We finally succeeded in finding our guide, Raman Singh Negi, and few porters from Joshimath, for the trek.
However, the weather reports cautioned of rainfall and dark clouds. A glimpse of the peak of Hathi Parbat (6727 m) in the morning over the tree line in the valley fired our spirits. Taking a diversion from Bhyundar, we crossed Laxman Ganga over a makeshift bridge. Then we took the trail going to the right, along Karnkul Ganga. As forewarned, the trail had been washed away.
After walking for six hours through the valley we reached our campsite, an undulating alpine meadow called Samartoli.
The next day the skies were clear displaying the mountains looming in the distance. A quick breakfast later, we began our journey. The valley after Samartoli widened and was rocky flat. From a distance we could see the denuded ridges of the Dang Kharak glacier. Crossing the stream below the snout of glacial moraine and after a steep climb over scree, we reached the vast slope of Dang Kharak.
By the time we reached it was late and was starting to snow. Next morning the whole chain of snow clad peaks encircling the valley was glowing in the sunrise. It was a tough day as we had to cross Kankul Khal to reach our destination. From the campsite, a little depression was visible due south over a bounding ridge-line. That was the first view of the khal.
Thankfully the skies remained clear. In high spirits, the team set out. The trail to Kankul khal was confusing. Unlike other high altitude passes that I had done, it was difficult to gauge the pass.
To my dismay the descent was still not identifiable and boulders were slippery due to snowfall. We were greeted by Phen Kamal flowers (Saussurea simpsoniana) on the slopes. After boulder-hopping we reached a point where one could see the hidden emerald jewel – Kagbhusandi Tal.
The porters had gone ahead and soon the tents were visible from the distance, above the cliff overlooking lake. All we needed was water and the warmth of a sleeping bag. To make the lake more enchanting were Brahma Kamal flowers (Saussurea Obvallatta) in bloom.
There are mythological stories associated with the Tal. Above the lake, two huge irregular shaped rocks can be seen. According to the local folklore, they are the Kaga (crow) and Garuda (eagle) and are in the midst of a heated discussion on the affairs of the universe. Another version states the crow is a learned Brahmin from Ayodhya. Having been unfortunate enough to incur the wrath of the sage Lomas who lived near the lake, he was cursed and turned into a crow.
Usually, trekkers retrace the route back to Bhyundar from here, but we decided to trek to Vishnuprayag – the confluence of the Dhauliganga and Alaknanda rivers. The long trek back was long and arduous but when we finally reached, no one was complaining. There was only a sense of accomplishment. The thoughts of Kagbhusandi Tal will forever be etched in our memories.

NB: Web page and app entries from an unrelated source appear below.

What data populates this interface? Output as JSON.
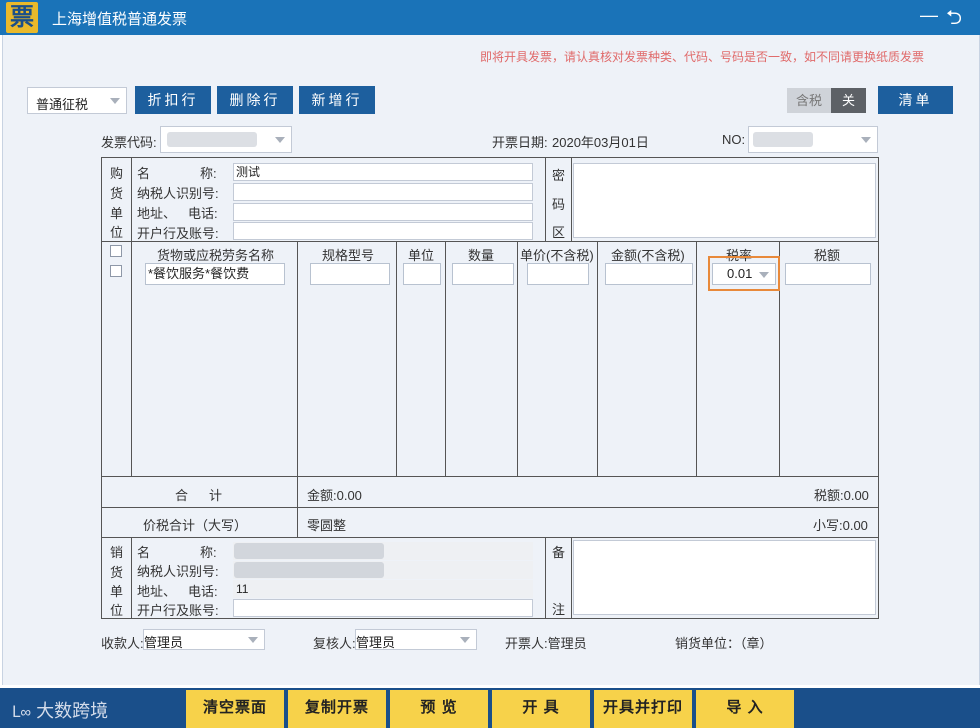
{
  "titlebar": {
    "title": "上海增值税普通发票",
    "logo": "票"
  },
  "notice": "即将开具发票，请认真核对发票种类、代码、号码是否一致，如不同请更换纸质发票",
  "toolbar": {
    "tax_type": "普通征税",
    "discount_row": "折扣行",
    "delete_row": "删除行",
    "add_row": "新增行",
    "tax_included_label": "含税",
    "tax_included_state": "关",
    "clear_list": "清单"
  },
  "invoice_info": {
    "code_label": "发票代码:",
    "date_label": "开票日期:",
    "date_value": "2020年03月01日",
    "no_label": "NO:"
  },
  "buyer": {
    "section_chars": [
      "购",
      "货",
      "单",
      "位"
    ],
    "name_label_a": "名",
    "name_label_b": "称:",
    "name_value": "测试",
    "taxid_label": "纳税人识别号:",
    "address_label_a": "地址、",
    "address_label_b": "电话:",
    "bank_label": "开户行及账号:",
    "cipher_chars": [
      "密",
      "码",
      "区"
    ]
  },
  "items": {
    "headers": [
      "货物或应税劳务名称",
      "规格型号",
      "单位",
      "数量",
      "单价(不含税)",
      "金额(不含税)",
      "税率",
      "税额"
    ],
    "row": {
      "name": "*餐饮服务*餐饮费",
      "tax_rate": "0.01"
    }
  },
  "totals": {
    "label_a": "合",
    "label_b": "计",
    "amount": "金额:0.00",
    "tax": "税额:0.00",
    "total_label": "价税合计（大写）",
    "total_upper": "零圆整",
    "total_lower": "小写:0.00"
  },
  "seller": {
    "section_chars": [
      "销",
      "货",
      "单",
      "位"
    ],
    "name_label_a": "名",
    "name_label_b": "称:",
    "taxid_label": "纳税人识别号:",
    "address_label_a": "地址、",
    "address_label_b": "电话:",
    "address_value": "11",
    "bank_label": "开户行及账号:",
    "note_chars": [
      "备",
      "注"
    ]
  },
  "signatures": {
    "payee_label": "收款人:",
    "payee_value": "管理员",
    "reviewer_label": "复核人:",
    "reviewer_value": "管理员",
    "drawer": "开票人:管理员",
    "seller_seal": "销货单位：（章）"
  },
  "actions": {
    "brand": "大数跨境",
    "clear_form": "清空票面",
    "copy_invoice": "复制开票",
    "preview": "预 览",
    "issue": "开 具",
    "issue_print": "开具并打印",
    "import": "导 入"
  },
  "colors": {
    "title_bar": "#1a73b8",
    "panel": "#eef2f8",
    "button": "#1d5f9e",
    "action_button": "#f7d24a",
    "notice": "#e06a6a",
    "highlight": "#e8893a"
  }
}
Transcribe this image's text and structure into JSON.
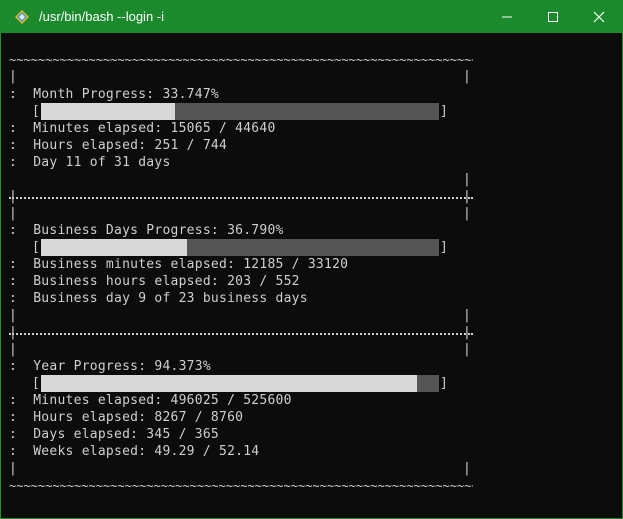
{
  "window": {
    "title": "/usr/bin/bash --login -i",
    "accent": "#1a8a2c",
    "icon": "terminal-icon",
    "controls": [
      "minimize-icon",
      "maximize-icon",
      "close-icon"
    ]
  },
  "terminal": {
    "border_line": "~~~~~~~~~~~~~~~~~~~~~~~~~~~~~~~~~~~~~~~~~~~~~~~~~~~~~~~~~~~~~~~~~~~~~~~~~~~~~~~~~~",
    "edge": "|",
    "open_bracket": "[",
    "close_bracket": "]",
    "month": {
      "title": ":  Month Progress: 33.747%",
      "progress": 0.33747,
      "line1": ":  Minutes elapsed: 15065 / 44640",
      "line2": ":  Hours elapsed: 251 / 744",
      "line3": ":  Day 11 of 31 days"
    },
    "business": {
      "title": ":  Business Days Progress: 36.790%",
      "progress": 0.3679,
      "line1": ":  Business minutes elapsed: 12185 / 33120",
      "line2": ":  Business hours elapsed: 203 / 552",
      "line3": ":  Business day 9 of 23 business days"
    },
    "year": {
      "title": ":  Year Progress: 94.373%",
      "progress": 0.94373,
      "line1": ":  Minutes elapsed: 496025 / 525600",
      "line2": ":  Hours elapsed: 8267 / 8760",
      "line3": ":  Days elapsed: 345 / 365",
      "line4": ":  Weeks elapsed: 49.29 / 52.14"
    }
  }
}
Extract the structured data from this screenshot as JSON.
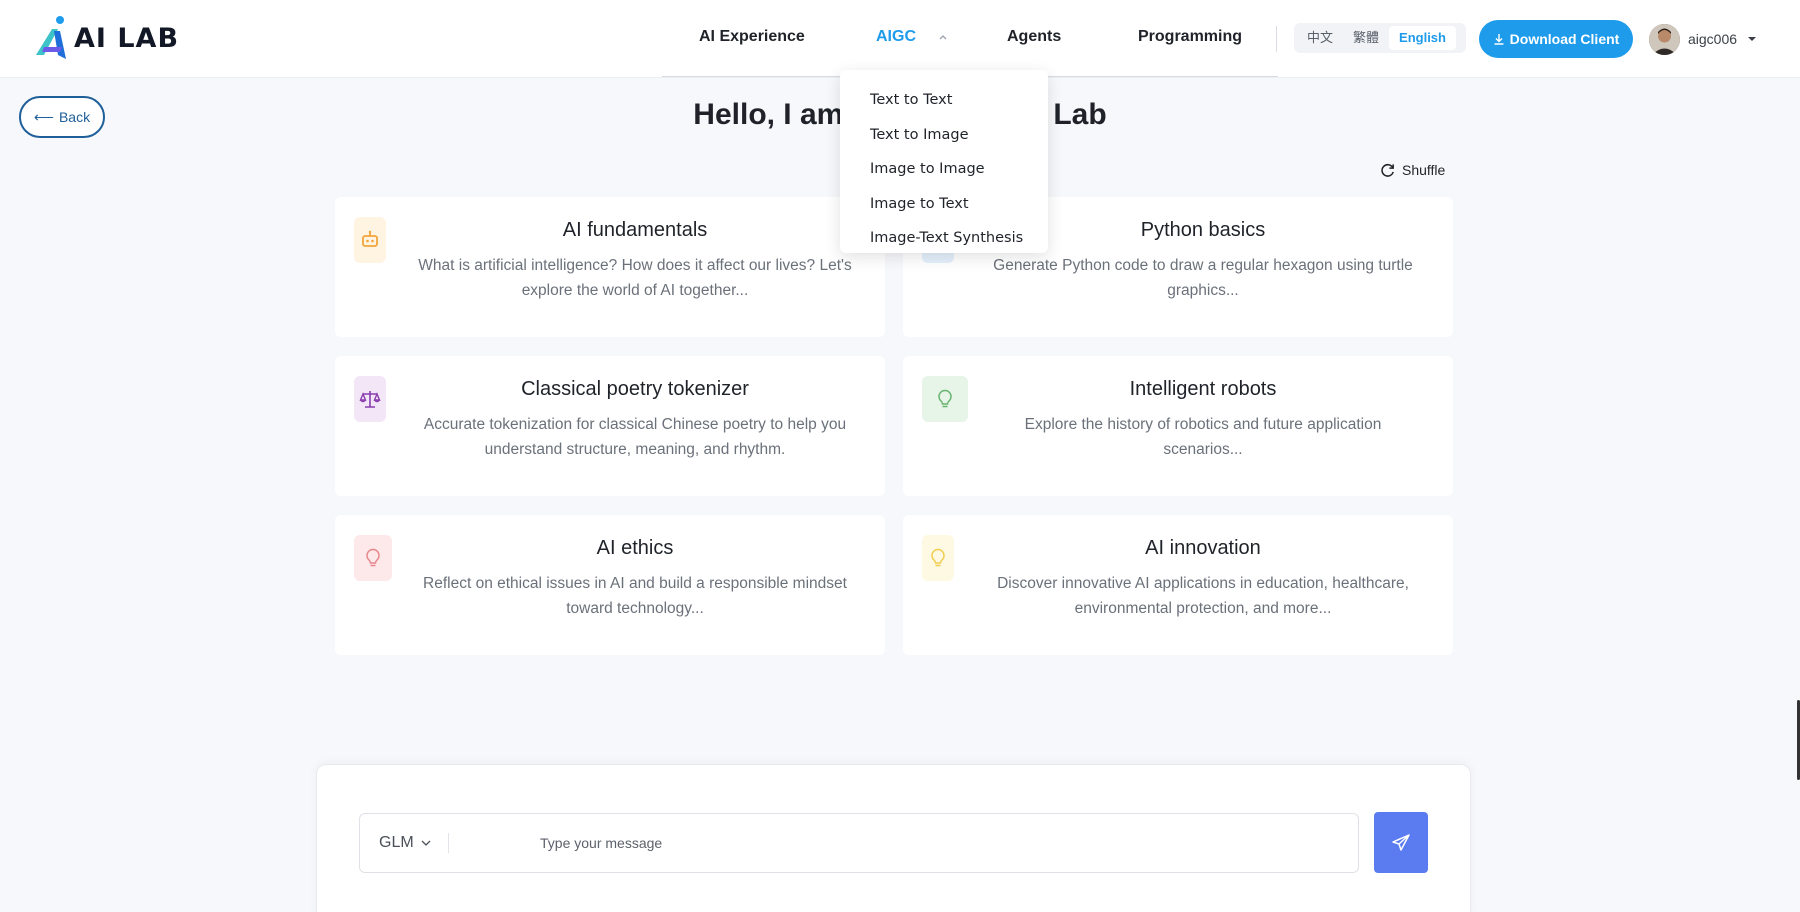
{
  "app": {
    "logo_text": "AI LAB"
  },
  "nav": {
    "items": [
      {
        "label": "AI Experience",
        "active": false
      },
      {
        "label": "AIGC",
        "active": true
      },
      {
        "label": "Agents",
        "active": false
      },
      {
        "label": "Programming",
        "active": false
      }
    ]
  },
  "languages": {
    "options": [
      "中文",
      "繁體",
      "English"
    ],
    "selected": "English"
  },
  "download": {
    "label": "Download Client"
  },
  "user": {
    "name": "aigc006"
  },
  "back": {
    "label": "Back"
  },
  "greeting": {
    "visible_left": "Hello, I am",
    "visible_right": "Lab"
  },
  "shuffle": {
    "label": "Shuffle"
  },
  "aigc_menu": {
    "items": [
      "Text to Text",
      "Text to Image",
      "Image to Image",
      "Image to Text",
      "Image-Text Synthesis"
    ]
  },
  "cards": [
    {
      "title": "AI fundamentals",
      "desc": "What is artificial intelligence? How does it affect our lives? Let's explore the world of AI together...",
      "icon": "robot-icon",
      "icon_color": "#f2a53a",
      "icon_bg": "#fff3e2"
    },
    {
      "title": "Python basics",
      "desc": "Generate Python code to draw a regular hexagon using turtle graphics...",
      "icon": "code-icon",
      "icon_color": "#3a8ee6",
      "icon_bg": "#e4f0fc"
    },
    {
      "title": "Classical poetry tokenizer",
      "desc": "Accurate tokenization for classical Chinese poetry to help you understand structure, meaning, and rhythm.",
      "icon": "scales-icon",
      "icon_color": "#8a3fb0",
      "icon_bg": "#f3e6f7"
    },
    {
      "title": "Intelligent robots",
      "desc": "Explore the history of robotics and future application scenarios...",
      "icon": "lightbulb-icon",
      "icon_color": "#67b46e",
      "icon_bg": "#e7f5e8"
    },
    {
      "title": "AI ethics",
      "desc": "Reflect on ethical issues in AI and build a responsible mindset toward technology...",
      "icon": "lightbulb-icon",
      "icon_color": "#e8868d",
      "icon_bg": "#fde8ea"
    },
    {
      "title": "AI innovation",
      "desc": "Discover innovative AI applications in education, healthcare, environmental protection, and more...",
      "icon": "lightbulb-icon",
      "icon_color": "#f2cc4f",
      "icon_bg": "#fef9e2"
    }
  ],
  "chat": {
    "model": "GLM",
    "placeholder": "Type your message"
  },
  "colors": {
    "accent": "#1e9bea",
    "send": "#5b7bf0",
    "back_border": "#1f5f9a"
  }
}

Trek grade: Moderate to hard
Nearest railway station: Dehradun
Guides and porters: From Joshimath or Govindghat
Permits: Permission to be taken from Forest Department in Joshimath